Recently, PTI leadership claimed a poster to be fabricated (and developed by opposing parties to hurt their vote bank) as it suggested that the party would protect the rights of minorities like Ahmadis, Ismailis, Hindus, and support them. The fact that a new party, which previously amassed followers in large numbers for its liberal standing, is now publicly denying support to minorities is proof of the concept that in Pakistan, politics of hatred strives fiercer than that of harmony.

Leading his election campaign with the symbol of a loud speaker – befittingly so, as metaphorically represented in his loud speech against hatred – Jibran is Pakistan’s ideal candidate. It is a shame that he is being threatened, attacked and smothered by blasphemy allegations in attempts to dilute his vote bank. However, regardless of how many people stamp on the loud speaker come July 25th, Jibran truly is an inspiring figure, a genuine ray of hope in Pakistan’s deeply disturbing political, social and religious world.

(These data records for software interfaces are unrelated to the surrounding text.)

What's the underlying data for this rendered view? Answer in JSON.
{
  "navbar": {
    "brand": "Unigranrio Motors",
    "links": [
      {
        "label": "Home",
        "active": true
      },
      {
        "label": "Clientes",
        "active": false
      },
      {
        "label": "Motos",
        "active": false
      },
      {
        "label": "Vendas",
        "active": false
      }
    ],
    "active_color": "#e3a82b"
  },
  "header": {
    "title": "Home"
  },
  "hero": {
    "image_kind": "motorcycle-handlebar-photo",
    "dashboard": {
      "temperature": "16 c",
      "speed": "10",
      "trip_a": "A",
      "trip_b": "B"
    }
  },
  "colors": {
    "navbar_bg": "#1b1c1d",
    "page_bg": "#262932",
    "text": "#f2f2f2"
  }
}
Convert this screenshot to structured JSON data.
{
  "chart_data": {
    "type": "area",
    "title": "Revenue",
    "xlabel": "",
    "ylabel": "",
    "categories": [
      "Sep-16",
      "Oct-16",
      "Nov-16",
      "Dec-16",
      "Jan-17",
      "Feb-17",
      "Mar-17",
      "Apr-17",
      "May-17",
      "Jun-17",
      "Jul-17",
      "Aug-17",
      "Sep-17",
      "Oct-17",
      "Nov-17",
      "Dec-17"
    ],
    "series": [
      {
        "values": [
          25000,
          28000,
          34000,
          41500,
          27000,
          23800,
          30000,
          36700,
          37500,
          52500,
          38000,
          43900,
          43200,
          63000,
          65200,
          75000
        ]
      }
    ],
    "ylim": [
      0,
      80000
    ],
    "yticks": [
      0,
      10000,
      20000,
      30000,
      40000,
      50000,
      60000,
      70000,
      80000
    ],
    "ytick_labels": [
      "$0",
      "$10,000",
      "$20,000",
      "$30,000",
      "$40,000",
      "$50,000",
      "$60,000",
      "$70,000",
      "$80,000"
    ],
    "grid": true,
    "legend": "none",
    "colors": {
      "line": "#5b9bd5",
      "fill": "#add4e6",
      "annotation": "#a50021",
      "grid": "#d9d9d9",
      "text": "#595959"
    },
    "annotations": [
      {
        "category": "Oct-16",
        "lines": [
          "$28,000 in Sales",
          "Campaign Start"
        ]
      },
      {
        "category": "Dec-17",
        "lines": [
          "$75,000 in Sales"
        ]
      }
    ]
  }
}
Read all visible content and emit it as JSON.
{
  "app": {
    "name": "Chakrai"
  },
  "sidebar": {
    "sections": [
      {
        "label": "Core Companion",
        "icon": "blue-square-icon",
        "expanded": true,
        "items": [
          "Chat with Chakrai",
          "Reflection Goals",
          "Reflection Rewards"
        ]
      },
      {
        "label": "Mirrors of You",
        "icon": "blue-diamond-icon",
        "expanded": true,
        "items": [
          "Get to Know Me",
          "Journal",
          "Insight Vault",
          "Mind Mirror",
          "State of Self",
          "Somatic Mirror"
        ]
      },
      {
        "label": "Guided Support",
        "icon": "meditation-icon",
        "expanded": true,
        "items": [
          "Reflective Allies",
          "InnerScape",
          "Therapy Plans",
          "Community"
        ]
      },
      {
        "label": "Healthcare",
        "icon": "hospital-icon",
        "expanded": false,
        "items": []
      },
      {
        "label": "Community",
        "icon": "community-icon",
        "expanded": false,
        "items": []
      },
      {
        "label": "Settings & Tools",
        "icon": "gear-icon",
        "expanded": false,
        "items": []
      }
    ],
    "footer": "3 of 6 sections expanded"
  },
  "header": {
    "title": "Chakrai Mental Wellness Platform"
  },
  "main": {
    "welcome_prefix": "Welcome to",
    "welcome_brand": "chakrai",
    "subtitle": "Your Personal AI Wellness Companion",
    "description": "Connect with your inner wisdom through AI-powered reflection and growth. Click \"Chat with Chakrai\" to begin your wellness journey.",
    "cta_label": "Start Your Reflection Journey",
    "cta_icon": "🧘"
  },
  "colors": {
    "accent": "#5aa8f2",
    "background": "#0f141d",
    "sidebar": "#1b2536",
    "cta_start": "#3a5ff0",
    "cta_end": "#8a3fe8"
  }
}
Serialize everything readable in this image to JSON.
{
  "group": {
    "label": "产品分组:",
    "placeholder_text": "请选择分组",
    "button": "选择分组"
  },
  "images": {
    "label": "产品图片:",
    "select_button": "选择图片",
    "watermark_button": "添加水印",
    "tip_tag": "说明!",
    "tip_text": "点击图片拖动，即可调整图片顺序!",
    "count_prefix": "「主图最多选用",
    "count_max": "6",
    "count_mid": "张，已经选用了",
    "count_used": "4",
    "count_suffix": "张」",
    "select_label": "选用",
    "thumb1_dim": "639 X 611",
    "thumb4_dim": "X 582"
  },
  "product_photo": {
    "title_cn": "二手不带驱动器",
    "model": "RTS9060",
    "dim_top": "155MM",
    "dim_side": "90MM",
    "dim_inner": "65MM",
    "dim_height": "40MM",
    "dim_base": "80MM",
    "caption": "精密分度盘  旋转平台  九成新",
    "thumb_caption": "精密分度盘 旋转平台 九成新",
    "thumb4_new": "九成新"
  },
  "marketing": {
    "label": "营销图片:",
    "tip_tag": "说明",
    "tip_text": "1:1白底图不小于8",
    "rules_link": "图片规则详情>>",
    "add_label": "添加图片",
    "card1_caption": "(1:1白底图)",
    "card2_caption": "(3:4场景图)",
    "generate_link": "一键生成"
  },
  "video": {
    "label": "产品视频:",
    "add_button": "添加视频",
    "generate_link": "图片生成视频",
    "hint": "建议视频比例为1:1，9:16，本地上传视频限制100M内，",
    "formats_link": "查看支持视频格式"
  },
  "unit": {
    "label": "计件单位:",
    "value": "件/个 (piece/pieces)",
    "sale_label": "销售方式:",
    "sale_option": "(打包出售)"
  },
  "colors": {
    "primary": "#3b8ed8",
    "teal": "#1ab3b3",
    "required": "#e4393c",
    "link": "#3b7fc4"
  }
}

He is the change we need in a country where progressive parties like PTI use convicted killers and religious hatred to gain votes and convicted embezzlers gain sympathy votes for being imprisoned. Where men like Bilawal Bhutto Zardari are criticised for being too feminine, while his sister finds trouble in gaining a party ticket from her mother’s own party due to her being a woman, and corrupt tehreeks upon tehreeks lock down cities to promote tyrannical fear and hatred.

May Pakistan live long, prosper, and find many more young men like Jibran to lead it.

After all, he is hum mein se #Aik (one of us).

Sabeet Raza

Sabeet Raza

The author is a squash fanatic and founder of the Religion Humanity Initiative. He is madly in love with literature by Camus, even more so with Chemistry. He tweets as @SabeetRaza (twitter.com/sabeetraza)

The views expressed by the writer and the reader comments do not necessarily reflect the views and policies of The Express Tribune.